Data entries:
[Start of section]
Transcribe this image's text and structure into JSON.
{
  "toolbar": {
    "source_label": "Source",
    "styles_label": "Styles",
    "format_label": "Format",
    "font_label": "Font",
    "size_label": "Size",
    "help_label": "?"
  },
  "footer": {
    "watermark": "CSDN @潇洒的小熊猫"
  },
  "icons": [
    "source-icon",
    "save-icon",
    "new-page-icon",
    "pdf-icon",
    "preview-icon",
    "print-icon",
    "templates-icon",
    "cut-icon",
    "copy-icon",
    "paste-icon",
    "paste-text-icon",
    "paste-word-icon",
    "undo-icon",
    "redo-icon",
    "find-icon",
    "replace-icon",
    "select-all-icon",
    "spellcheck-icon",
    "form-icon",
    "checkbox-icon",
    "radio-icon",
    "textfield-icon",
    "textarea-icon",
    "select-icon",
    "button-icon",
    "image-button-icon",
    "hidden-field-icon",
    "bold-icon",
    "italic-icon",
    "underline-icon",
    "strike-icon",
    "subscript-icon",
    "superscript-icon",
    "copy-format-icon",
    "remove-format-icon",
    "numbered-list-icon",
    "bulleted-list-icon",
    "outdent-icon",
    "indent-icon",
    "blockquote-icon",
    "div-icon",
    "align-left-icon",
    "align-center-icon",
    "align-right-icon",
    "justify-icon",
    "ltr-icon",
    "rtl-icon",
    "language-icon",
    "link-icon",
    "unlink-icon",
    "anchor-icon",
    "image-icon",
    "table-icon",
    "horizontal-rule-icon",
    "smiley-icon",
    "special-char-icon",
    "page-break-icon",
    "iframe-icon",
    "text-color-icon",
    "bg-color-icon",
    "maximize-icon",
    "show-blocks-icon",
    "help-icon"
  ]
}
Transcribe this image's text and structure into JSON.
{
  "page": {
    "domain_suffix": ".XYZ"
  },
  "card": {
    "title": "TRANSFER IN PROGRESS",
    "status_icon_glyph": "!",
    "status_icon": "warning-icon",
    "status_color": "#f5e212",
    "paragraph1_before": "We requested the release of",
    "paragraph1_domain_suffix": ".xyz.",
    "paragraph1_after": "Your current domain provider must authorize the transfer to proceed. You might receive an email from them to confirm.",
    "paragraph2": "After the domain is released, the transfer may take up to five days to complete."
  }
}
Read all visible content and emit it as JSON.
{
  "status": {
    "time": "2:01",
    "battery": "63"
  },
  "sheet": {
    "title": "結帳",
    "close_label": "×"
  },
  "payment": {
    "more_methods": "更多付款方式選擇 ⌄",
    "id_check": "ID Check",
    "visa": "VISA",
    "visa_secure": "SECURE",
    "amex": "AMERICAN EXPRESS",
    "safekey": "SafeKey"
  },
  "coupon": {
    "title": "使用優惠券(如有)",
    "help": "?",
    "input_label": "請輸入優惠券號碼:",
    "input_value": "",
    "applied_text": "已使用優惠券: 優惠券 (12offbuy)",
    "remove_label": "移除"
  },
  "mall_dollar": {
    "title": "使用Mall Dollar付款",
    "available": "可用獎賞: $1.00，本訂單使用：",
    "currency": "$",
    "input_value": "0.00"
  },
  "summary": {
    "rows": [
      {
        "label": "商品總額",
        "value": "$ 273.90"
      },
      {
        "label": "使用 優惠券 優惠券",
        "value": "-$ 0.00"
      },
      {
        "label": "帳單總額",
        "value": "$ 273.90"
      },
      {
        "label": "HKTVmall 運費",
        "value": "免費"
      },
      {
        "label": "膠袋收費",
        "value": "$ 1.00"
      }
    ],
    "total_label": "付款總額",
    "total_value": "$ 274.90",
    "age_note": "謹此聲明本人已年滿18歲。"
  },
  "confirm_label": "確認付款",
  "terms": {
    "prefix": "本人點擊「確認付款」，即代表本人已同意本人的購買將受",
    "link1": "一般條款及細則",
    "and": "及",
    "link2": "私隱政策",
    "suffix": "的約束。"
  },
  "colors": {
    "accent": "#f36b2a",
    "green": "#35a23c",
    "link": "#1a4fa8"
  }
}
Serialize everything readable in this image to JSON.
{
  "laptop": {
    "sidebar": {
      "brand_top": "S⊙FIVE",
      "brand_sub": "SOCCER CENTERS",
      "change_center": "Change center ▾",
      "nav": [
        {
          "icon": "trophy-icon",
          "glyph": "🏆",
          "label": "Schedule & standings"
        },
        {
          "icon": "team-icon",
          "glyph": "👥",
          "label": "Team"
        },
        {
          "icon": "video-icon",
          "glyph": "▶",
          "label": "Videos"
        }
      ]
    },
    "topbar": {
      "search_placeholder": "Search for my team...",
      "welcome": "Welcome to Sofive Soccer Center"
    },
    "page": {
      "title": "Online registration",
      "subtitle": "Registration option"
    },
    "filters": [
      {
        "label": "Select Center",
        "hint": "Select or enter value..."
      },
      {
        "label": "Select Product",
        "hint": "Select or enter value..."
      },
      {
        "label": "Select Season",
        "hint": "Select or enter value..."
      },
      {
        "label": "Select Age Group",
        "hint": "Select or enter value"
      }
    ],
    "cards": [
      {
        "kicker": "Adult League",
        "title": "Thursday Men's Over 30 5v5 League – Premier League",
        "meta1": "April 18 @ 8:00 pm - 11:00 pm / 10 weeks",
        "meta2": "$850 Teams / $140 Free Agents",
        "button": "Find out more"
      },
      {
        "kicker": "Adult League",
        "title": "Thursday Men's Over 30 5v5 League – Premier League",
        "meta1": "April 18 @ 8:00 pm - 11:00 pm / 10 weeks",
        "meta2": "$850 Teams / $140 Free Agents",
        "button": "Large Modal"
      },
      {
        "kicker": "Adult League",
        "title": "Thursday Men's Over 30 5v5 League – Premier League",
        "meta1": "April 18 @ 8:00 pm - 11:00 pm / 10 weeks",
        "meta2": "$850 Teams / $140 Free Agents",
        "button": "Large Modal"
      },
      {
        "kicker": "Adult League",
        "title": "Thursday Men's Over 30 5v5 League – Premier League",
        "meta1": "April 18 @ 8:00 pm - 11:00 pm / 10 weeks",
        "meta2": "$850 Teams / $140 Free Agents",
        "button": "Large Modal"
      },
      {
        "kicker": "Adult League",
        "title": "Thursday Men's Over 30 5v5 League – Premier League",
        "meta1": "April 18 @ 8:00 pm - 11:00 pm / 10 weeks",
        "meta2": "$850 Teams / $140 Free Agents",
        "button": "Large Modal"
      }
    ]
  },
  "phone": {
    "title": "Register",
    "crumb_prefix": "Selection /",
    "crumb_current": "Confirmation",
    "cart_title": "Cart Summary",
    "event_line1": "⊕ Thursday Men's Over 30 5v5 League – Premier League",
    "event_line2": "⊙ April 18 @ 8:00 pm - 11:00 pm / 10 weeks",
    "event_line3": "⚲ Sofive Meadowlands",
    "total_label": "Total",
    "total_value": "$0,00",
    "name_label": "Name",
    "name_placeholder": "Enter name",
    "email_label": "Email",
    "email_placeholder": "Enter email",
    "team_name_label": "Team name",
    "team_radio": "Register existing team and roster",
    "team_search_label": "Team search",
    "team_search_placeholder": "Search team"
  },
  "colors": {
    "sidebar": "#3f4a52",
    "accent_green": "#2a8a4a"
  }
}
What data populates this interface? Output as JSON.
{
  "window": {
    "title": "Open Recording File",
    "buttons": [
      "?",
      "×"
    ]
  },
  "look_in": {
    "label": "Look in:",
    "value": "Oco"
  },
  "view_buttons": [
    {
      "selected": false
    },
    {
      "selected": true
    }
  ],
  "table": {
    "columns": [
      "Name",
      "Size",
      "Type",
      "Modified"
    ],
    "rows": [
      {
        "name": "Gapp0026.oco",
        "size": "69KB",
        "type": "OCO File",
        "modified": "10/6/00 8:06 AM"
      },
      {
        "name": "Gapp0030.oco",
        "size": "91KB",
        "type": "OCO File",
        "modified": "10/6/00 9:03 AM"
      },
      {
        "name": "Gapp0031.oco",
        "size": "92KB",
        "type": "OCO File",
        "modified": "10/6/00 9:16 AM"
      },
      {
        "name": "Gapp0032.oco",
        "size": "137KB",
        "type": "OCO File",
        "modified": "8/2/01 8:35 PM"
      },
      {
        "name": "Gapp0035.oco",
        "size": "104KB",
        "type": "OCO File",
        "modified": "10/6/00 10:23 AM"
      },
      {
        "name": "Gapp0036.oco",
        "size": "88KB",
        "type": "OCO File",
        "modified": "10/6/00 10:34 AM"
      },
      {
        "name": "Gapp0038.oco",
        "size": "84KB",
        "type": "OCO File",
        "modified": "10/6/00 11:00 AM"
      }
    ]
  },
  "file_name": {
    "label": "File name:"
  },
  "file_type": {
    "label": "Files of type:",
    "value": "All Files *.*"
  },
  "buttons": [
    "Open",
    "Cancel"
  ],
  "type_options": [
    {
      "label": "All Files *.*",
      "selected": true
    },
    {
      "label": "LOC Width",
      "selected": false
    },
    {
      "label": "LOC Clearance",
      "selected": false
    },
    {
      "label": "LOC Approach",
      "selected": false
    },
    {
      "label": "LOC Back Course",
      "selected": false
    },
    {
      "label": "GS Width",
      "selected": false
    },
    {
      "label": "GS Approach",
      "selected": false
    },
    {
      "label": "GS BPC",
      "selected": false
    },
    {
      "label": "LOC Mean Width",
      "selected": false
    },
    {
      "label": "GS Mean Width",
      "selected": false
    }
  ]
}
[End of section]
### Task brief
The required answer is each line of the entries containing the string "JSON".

### Expected output
Transcribe this image's text and structure into JSON.
Transcribe this image's text and structure into JSON.
Read all visible content and emit it as JSON.
Serialize everything readable in this image to JSON.
What data populates this interface? Output as JSON.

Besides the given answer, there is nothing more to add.